[DATASET RECORDS]

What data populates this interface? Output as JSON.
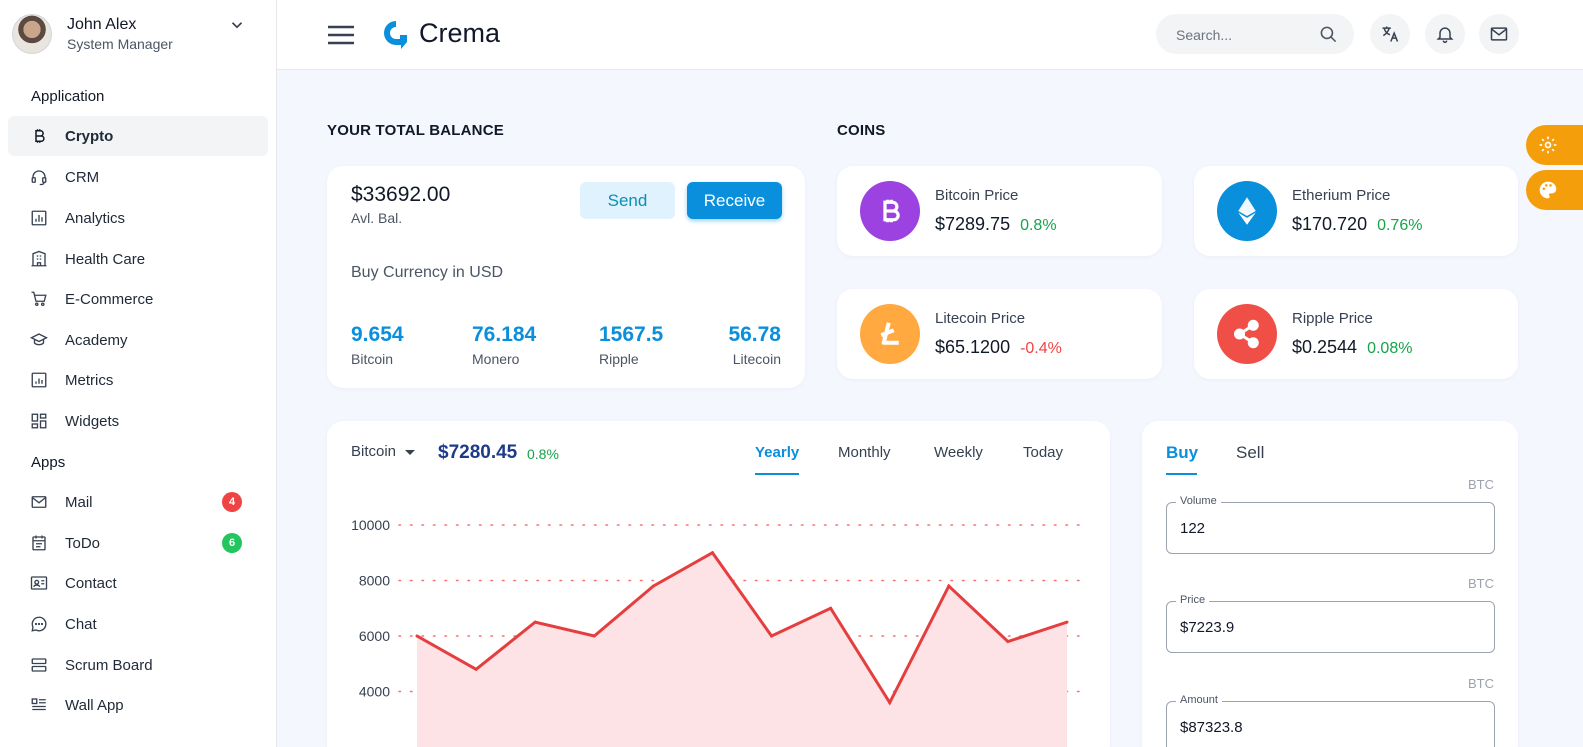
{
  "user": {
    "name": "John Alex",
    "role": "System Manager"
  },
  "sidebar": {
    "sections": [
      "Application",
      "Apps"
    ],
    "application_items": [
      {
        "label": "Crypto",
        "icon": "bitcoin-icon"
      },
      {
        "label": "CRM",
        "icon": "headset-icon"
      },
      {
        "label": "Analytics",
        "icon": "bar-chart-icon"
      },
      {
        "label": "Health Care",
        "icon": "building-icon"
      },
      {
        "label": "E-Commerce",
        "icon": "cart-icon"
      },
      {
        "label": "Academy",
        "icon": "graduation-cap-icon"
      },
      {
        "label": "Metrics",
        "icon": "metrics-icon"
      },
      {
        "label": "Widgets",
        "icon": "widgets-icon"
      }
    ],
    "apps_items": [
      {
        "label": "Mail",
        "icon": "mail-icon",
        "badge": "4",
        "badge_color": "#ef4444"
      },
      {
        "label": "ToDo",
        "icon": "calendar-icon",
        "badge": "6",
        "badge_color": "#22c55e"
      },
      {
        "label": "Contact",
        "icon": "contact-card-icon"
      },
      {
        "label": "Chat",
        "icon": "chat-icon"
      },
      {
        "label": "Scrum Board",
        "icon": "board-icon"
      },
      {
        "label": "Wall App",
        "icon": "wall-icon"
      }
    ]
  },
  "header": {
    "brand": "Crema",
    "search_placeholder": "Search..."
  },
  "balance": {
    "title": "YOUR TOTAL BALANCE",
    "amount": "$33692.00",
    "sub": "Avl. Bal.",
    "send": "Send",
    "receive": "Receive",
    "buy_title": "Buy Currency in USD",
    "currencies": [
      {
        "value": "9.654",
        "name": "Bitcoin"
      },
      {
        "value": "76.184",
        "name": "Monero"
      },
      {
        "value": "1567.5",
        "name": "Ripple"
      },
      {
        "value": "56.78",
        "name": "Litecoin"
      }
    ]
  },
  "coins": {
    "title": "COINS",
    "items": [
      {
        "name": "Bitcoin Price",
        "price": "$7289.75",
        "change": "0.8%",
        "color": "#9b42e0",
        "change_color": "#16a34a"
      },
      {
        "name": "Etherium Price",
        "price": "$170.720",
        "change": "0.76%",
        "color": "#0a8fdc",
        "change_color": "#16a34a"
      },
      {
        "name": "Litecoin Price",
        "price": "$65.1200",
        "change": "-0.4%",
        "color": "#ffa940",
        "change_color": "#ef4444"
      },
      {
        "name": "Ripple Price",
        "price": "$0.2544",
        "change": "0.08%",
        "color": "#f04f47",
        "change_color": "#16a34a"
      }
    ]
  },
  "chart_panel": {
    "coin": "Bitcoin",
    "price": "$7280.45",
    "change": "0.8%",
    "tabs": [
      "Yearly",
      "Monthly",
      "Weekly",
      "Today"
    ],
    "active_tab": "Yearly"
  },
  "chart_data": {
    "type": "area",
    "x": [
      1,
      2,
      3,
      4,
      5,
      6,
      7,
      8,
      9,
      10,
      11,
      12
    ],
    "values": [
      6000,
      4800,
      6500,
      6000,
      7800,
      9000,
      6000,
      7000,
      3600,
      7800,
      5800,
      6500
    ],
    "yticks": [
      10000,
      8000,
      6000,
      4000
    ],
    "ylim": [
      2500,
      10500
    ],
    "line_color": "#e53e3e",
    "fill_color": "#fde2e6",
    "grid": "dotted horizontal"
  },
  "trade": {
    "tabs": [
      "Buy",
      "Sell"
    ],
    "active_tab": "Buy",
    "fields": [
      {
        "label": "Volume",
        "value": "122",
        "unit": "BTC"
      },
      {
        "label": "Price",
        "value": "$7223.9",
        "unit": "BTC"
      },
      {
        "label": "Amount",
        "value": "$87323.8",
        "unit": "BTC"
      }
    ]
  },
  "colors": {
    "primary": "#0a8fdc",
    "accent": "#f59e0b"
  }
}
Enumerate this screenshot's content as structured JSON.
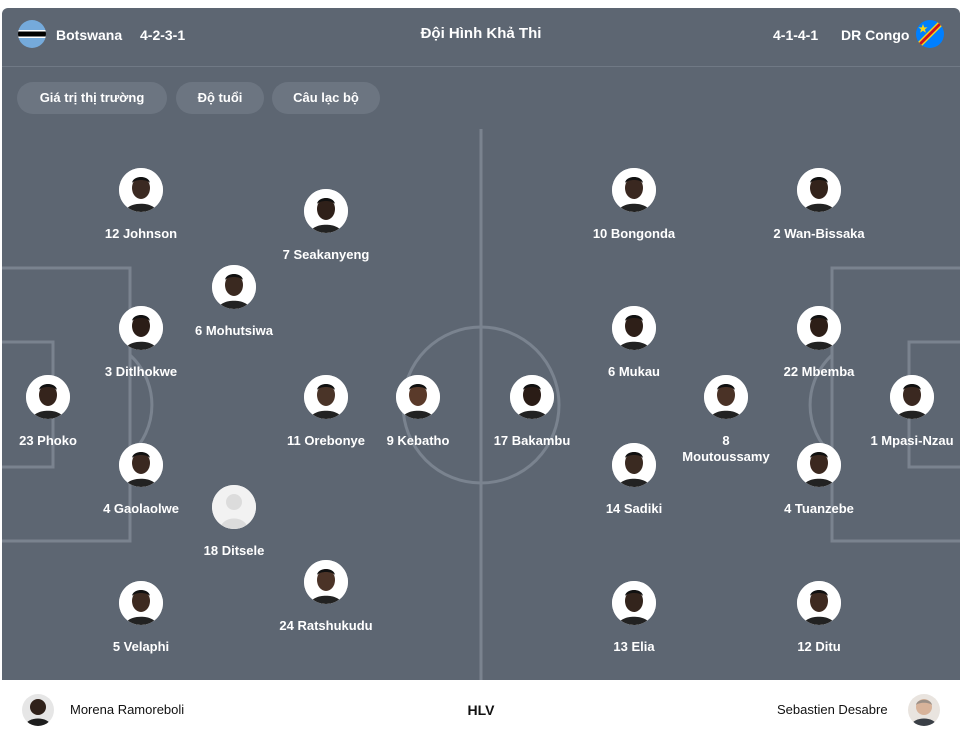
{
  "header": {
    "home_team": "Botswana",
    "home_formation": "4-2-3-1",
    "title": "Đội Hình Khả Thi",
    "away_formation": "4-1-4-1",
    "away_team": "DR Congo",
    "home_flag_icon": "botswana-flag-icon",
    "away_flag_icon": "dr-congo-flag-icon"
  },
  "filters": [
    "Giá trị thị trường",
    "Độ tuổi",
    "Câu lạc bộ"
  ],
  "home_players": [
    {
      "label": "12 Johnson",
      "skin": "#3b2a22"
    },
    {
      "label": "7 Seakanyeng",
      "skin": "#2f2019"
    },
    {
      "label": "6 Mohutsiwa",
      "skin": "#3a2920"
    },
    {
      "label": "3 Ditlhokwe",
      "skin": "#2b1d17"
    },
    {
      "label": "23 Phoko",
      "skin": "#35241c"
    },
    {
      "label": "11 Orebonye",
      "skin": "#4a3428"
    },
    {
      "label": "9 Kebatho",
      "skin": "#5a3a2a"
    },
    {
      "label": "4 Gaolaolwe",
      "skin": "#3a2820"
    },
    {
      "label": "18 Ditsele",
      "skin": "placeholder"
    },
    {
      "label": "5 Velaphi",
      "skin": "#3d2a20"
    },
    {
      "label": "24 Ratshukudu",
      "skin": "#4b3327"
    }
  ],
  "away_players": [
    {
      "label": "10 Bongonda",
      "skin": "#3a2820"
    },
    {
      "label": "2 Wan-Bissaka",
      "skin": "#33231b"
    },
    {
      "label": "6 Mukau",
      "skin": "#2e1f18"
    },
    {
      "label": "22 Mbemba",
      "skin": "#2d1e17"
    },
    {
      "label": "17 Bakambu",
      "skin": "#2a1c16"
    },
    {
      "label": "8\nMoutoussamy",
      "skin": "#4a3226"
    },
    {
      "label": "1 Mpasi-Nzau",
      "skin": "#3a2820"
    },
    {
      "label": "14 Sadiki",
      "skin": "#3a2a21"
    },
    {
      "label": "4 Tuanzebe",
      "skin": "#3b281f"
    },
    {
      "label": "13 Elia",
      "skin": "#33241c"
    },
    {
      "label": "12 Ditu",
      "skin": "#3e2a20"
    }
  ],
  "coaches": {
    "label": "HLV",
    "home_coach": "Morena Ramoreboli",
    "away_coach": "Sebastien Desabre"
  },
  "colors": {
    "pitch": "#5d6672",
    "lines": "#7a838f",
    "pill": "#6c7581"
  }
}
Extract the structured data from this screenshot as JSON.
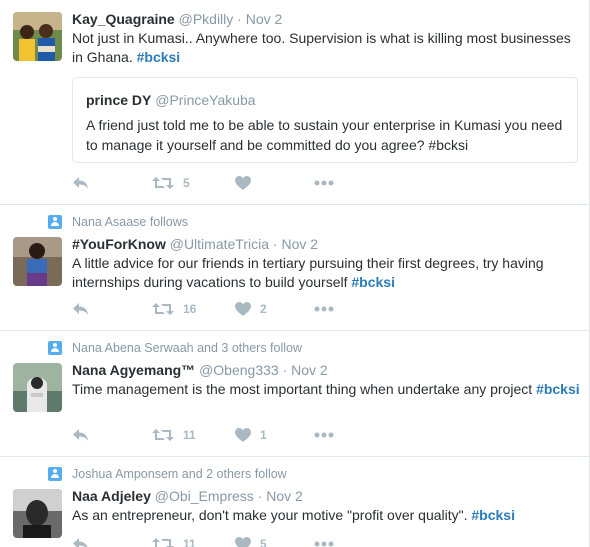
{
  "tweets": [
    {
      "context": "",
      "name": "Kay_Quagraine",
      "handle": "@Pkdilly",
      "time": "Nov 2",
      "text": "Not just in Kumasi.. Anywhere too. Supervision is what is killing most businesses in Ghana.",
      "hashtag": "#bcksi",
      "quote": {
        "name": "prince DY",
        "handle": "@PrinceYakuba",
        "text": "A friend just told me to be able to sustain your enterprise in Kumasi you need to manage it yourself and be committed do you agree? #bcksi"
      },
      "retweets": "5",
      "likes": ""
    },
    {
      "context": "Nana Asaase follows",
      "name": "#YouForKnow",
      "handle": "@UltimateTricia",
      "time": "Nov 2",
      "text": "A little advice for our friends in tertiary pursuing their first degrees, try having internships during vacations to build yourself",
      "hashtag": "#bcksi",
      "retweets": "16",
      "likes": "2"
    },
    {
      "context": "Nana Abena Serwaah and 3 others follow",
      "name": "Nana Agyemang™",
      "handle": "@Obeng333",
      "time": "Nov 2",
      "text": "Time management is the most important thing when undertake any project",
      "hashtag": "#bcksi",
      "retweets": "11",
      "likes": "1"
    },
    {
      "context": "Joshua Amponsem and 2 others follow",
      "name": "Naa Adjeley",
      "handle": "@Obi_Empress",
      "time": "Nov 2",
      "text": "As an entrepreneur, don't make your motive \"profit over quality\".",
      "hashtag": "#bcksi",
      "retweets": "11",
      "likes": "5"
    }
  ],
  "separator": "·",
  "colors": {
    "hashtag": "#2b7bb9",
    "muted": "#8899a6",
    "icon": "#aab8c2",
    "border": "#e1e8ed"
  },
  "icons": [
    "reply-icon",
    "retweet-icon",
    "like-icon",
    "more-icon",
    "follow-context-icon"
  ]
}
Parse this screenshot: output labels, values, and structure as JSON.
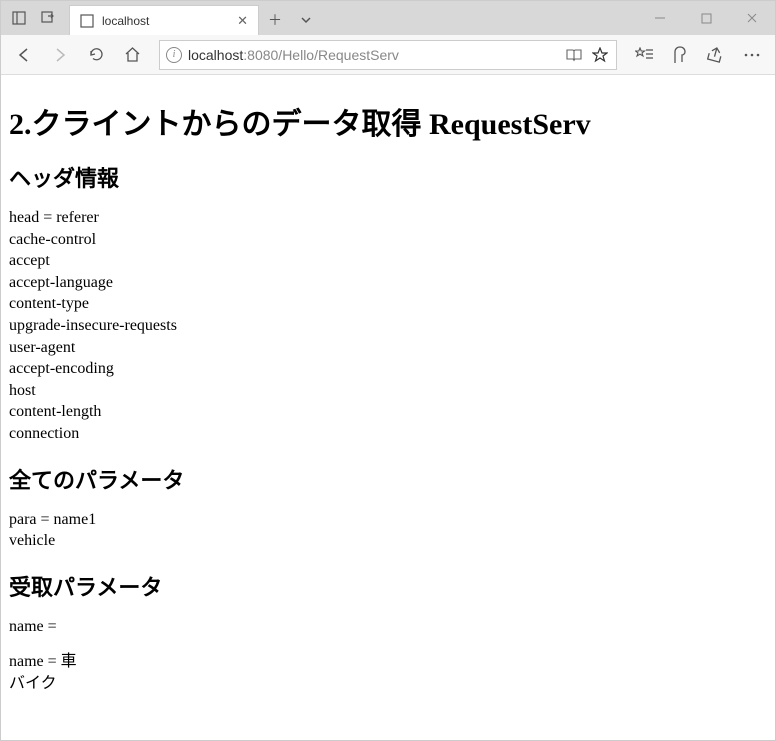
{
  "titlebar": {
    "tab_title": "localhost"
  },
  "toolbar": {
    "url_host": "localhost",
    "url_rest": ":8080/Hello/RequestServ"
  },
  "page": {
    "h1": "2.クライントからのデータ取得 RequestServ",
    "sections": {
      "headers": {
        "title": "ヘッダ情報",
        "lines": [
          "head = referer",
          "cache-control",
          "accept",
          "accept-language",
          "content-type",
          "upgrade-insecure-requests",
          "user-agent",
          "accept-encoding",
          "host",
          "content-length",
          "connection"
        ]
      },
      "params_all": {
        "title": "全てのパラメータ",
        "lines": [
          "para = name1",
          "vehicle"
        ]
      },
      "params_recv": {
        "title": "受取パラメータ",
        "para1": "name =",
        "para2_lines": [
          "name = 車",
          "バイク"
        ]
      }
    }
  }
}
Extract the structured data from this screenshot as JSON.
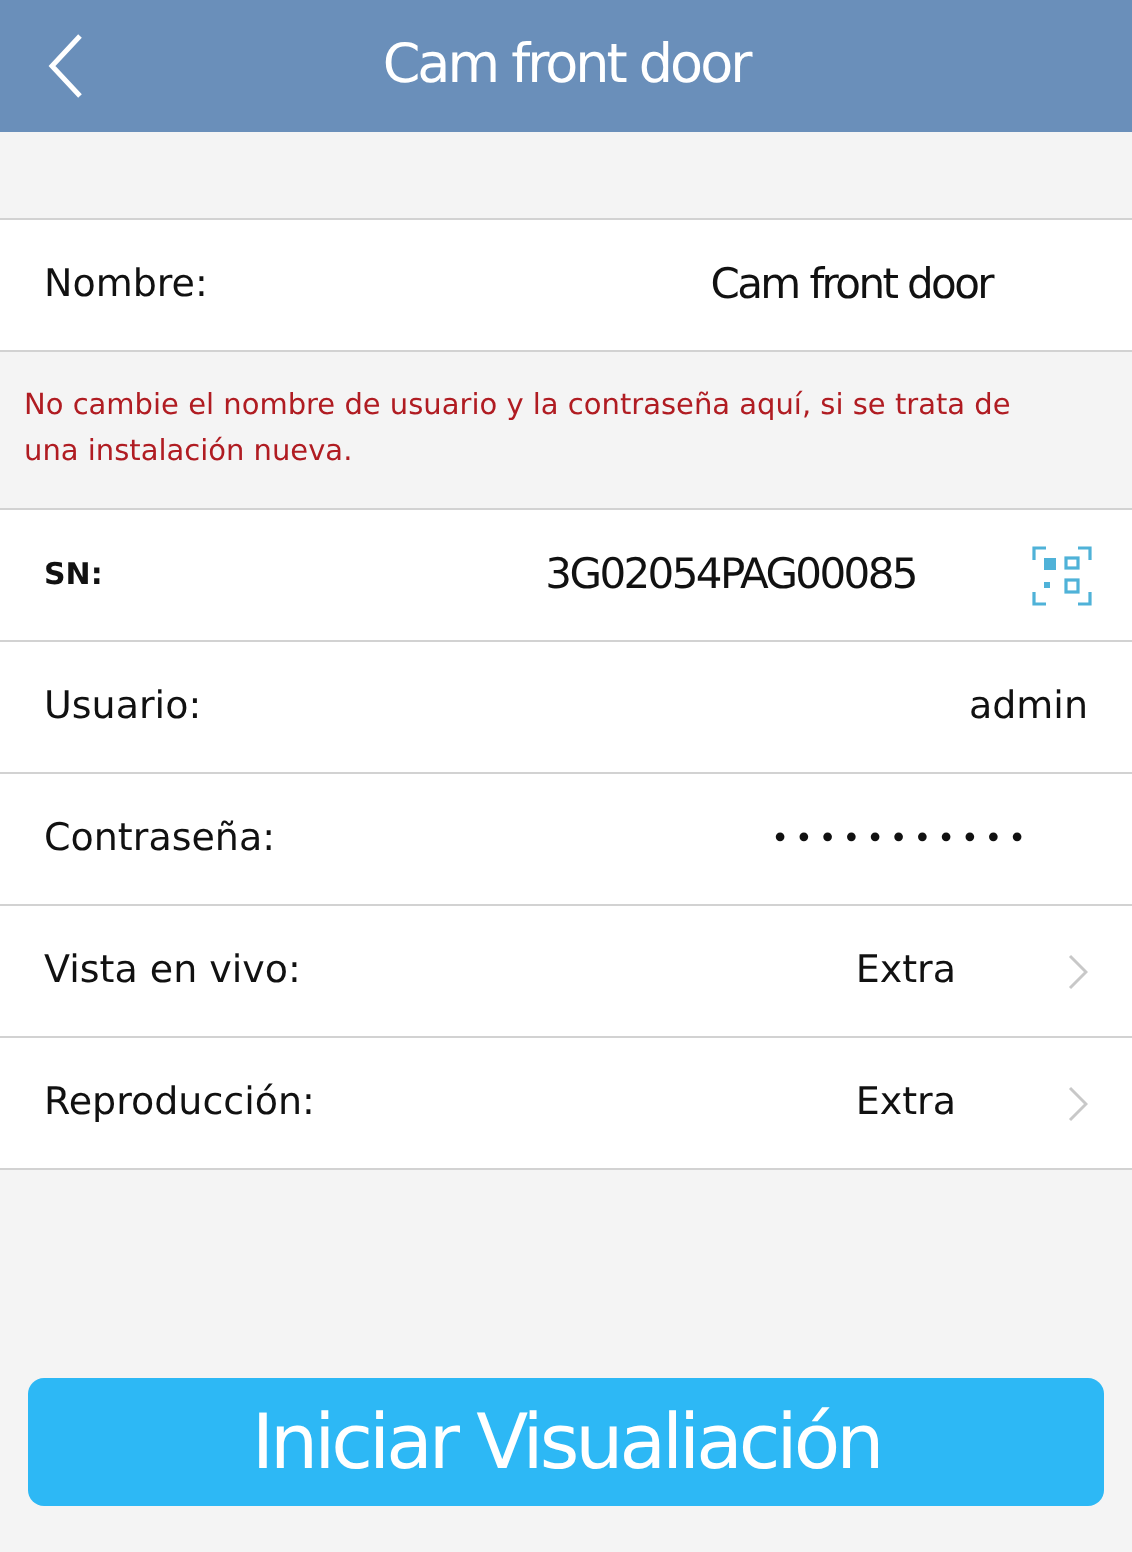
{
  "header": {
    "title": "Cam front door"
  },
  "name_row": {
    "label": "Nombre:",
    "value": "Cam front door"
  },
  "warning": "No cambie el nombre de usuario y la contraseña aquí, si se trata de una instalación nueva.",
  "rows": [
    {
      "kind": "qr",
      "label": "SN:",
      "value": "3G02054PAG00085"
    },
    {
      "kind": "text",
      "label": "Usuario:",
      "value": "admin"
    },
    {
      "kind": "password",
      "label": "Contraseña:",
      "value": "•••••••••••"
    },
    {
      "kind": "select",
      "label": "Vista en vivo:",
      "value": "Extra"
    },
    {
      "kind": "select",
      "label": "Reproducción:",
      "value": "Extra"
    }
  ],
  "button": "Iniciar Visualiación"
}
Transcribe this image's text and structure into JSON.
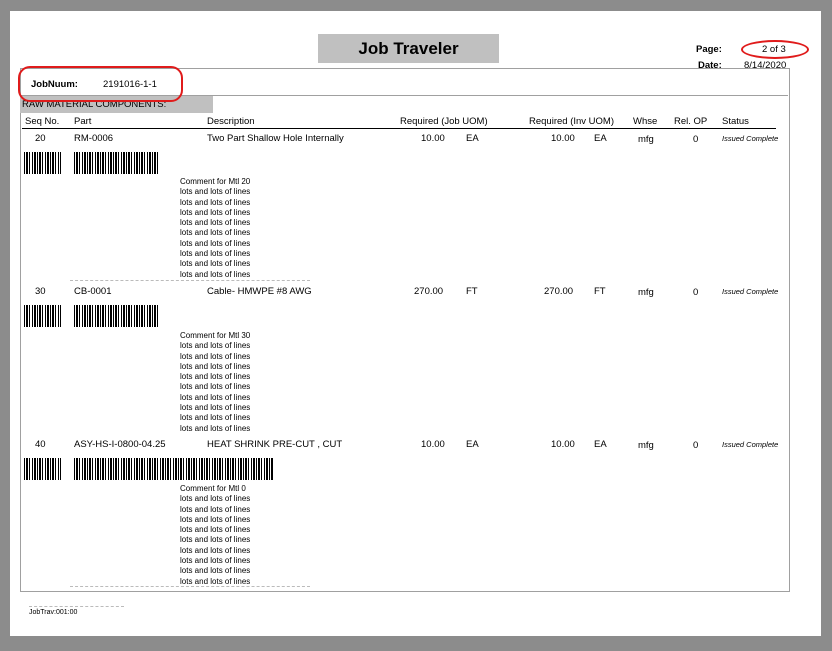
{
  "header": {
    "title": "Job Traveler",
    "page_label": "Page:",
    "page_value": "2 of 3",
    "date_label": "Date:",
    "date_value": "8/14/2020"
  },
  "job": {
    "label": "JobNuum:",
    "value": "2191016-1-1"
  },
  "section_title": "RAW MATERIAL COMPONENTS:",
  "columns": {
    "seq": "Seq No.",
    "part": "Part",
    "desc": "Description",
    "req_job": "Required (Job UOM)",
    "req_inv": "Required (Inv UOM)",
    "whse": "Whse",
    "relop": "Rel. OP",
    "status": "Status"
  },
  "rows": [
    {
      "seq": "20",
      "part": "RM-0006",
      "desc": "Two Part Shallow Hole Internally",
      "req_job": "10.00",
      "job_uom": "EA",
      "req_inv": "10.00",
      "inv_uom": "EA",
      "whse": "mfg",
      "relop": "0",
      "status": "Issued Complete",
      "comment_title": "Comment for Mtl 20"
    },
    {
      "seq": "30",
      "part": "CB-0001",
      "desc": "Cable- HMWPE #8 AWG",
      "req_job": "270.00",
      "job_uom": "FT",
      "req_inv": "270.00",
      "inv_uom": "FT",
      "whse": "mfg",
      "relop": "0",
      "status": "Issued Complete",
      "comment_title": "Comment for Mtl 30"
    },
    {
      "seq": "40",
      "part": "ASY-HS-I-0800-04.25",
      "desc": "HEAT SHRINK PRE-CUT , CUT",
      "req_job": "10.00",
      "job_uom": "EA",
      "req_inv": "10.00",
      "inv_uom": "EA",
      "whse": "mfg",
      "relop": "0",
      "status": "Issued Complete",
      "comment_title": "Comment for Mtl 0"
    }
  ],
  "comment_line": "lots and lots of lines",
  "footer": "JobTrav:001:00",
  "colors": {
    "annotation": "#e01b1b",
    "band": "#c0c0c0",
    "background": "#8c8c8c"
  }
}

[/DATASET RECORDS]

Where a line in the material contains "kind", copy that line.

      "kind": "qr",
      "kind": "text",
      "kind": "password",
      "kind": "select",
      "kind": "select",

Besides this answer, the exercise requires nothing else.